Sunday, January 22, 2012

A Leading Change in Aboriginal Banking? (NNSL)

First Nations Bank of Canada plans more Northern expansion following strong fiscal 2011 financial results 

Thandiwe Vela
Northern News Services
Published Monday, January 23, 2012


Times are good for the First Nations Bank of Canada, and have been for some time for the institution known as "the aboriginal bank." 

NNSL photo/graphic

The First Nations Bank of Canada opened a branch in Iqaluit in June 2010, thanks to a partnership with Atuqtuarvik Corp. Pictured here in 2008 in Nunavut's capital are Greig Cooper, vice-president of operations for the bank, left, Arden Buskell, the bank's president, John Hickes, chairperson of Atuqtuarvik, Keith Martell, CEO of the bank and Ken Toner, president and CEO of Atuqtuarvik. - photo courtesy of First Nations Bank of Canada
As the domestic aboriginal market grows, the Saskatoon-based bank is growing along with it and seizing on increasing opportunity in the North.

"We like the North, we think the North offers a lot of opportunity for our bank," said Arden Buskell, president and chief operating officer. "So we've been moving in that direction."

According to fiscal 2011 financial results reported by the bank on Jan. 17, total assets for the institution topped $300 million, chairman and CEO Keith Martell stated, representing growth for the 14th straight year.

"Growth is coming from both our long standing and our newly established branches, including our newest branch in Iqaluit, Nunavut," Martell added. "Our branch in Iqaluit has displayed in its first full year of operations the kind of growth that we expected from that market."

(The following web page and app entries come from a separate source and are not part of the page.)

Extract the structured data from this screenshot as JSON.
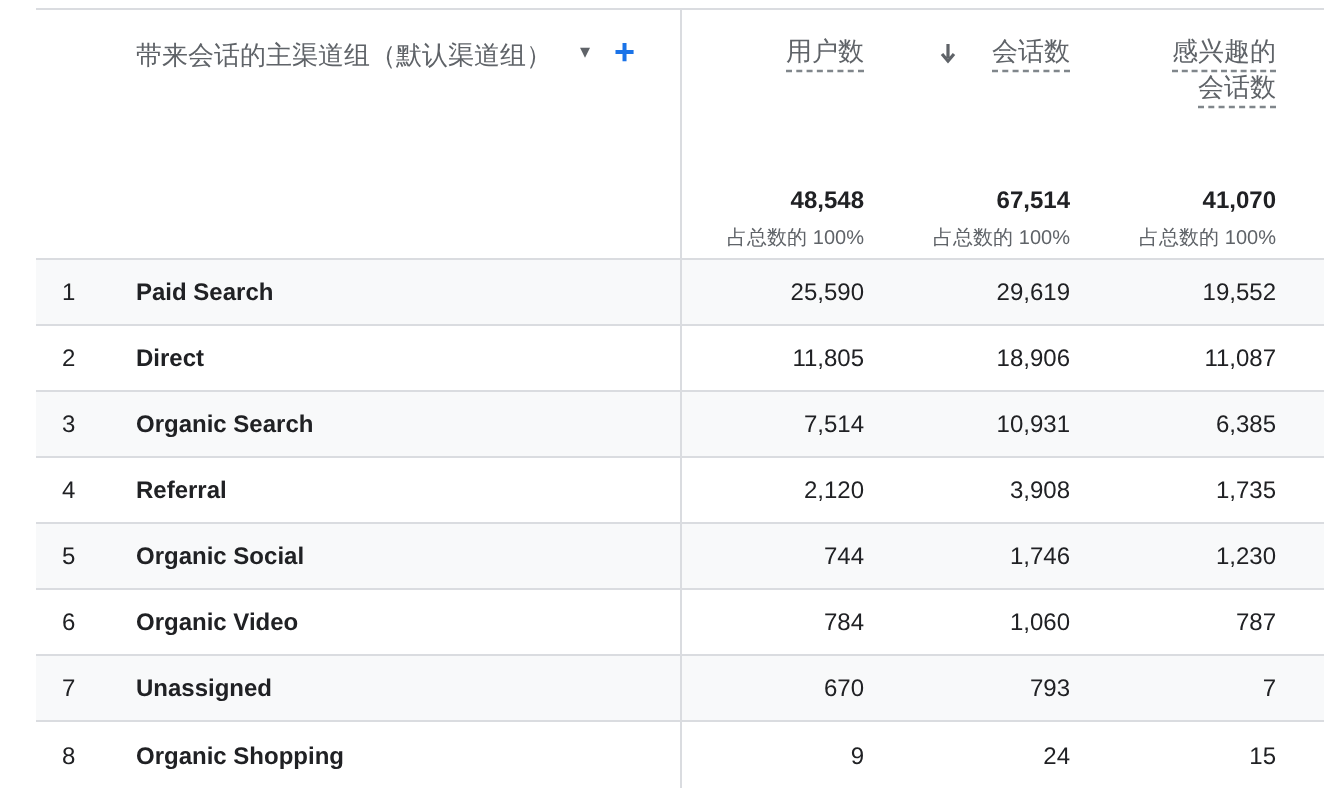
{
  "dimension_header": {
    "label": "带来会话的主渠道组（默认渠道组）",
    "dropdown": "▾",
    "add": "+"
  },
  "metrics": [
    {
      "label": "用户数",
      "sorted": false,
      "total": "48,548",
      "share": "占总数的 100%"
    },
    {
      "label": "会话数",
      "sorted": true,
      "total": "67,514",
      "share": "占总数的 100%"
    },
    {
      "label": "感兴趣的会话数",
      "sorted": false,
      "total": "41,070",
      "share": "占总数的 100%"
    }
  ],
  "rows": [
    {
      "rank": "1",
      "channel": "Paid Search",
      "values": [
        "25,590",
        "29,619",
        "19,552"
      ]
    },
    {
      "rank": "2",
      "channel": "Direct",
      "values": [
        "11,805",
        "18,906",
        "11,087"
      ]
    },
    {
      "rank": "3",
      "channel": "Organic Search",
      "values": [
        "7,514",
        "10,931",
        "6,385"
      ]
    },
    {
      "rank": "4",
      "channel": "Referral",
      "values": [
        "2,120",
        "3,908",
        "1,735"
      ]
    },
    {
      "rank": "5",
      "channel": "Organic Social",
      "values": [
        "744",
        "1,746",
        "1,230"
      ]
    },
    {
      "rank": "6",
      "channel": "Organic Video",
      "values": [
        "784",
        "1,060",
        "787"
      ]
    },
    {
      "rank": "7",
      "channel": "Unassigned",
      "values": [
        "670",
        "793",
        "7"
      ]
    },
    {
      "rank": "8",
      "channel": "Organic Shopping",
      "values": [
        "9",
        "24",
        "15"
      ]
    }
  ]
}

The seventh branch in the country for the full-service, chartered bank opened in Iqaluit in June 2010, after Nunavut Land Claims Agreement subsidiary Atuqtuarvik Corp. became a major shareholder in the bank to expand banking services in the territory.

No comments: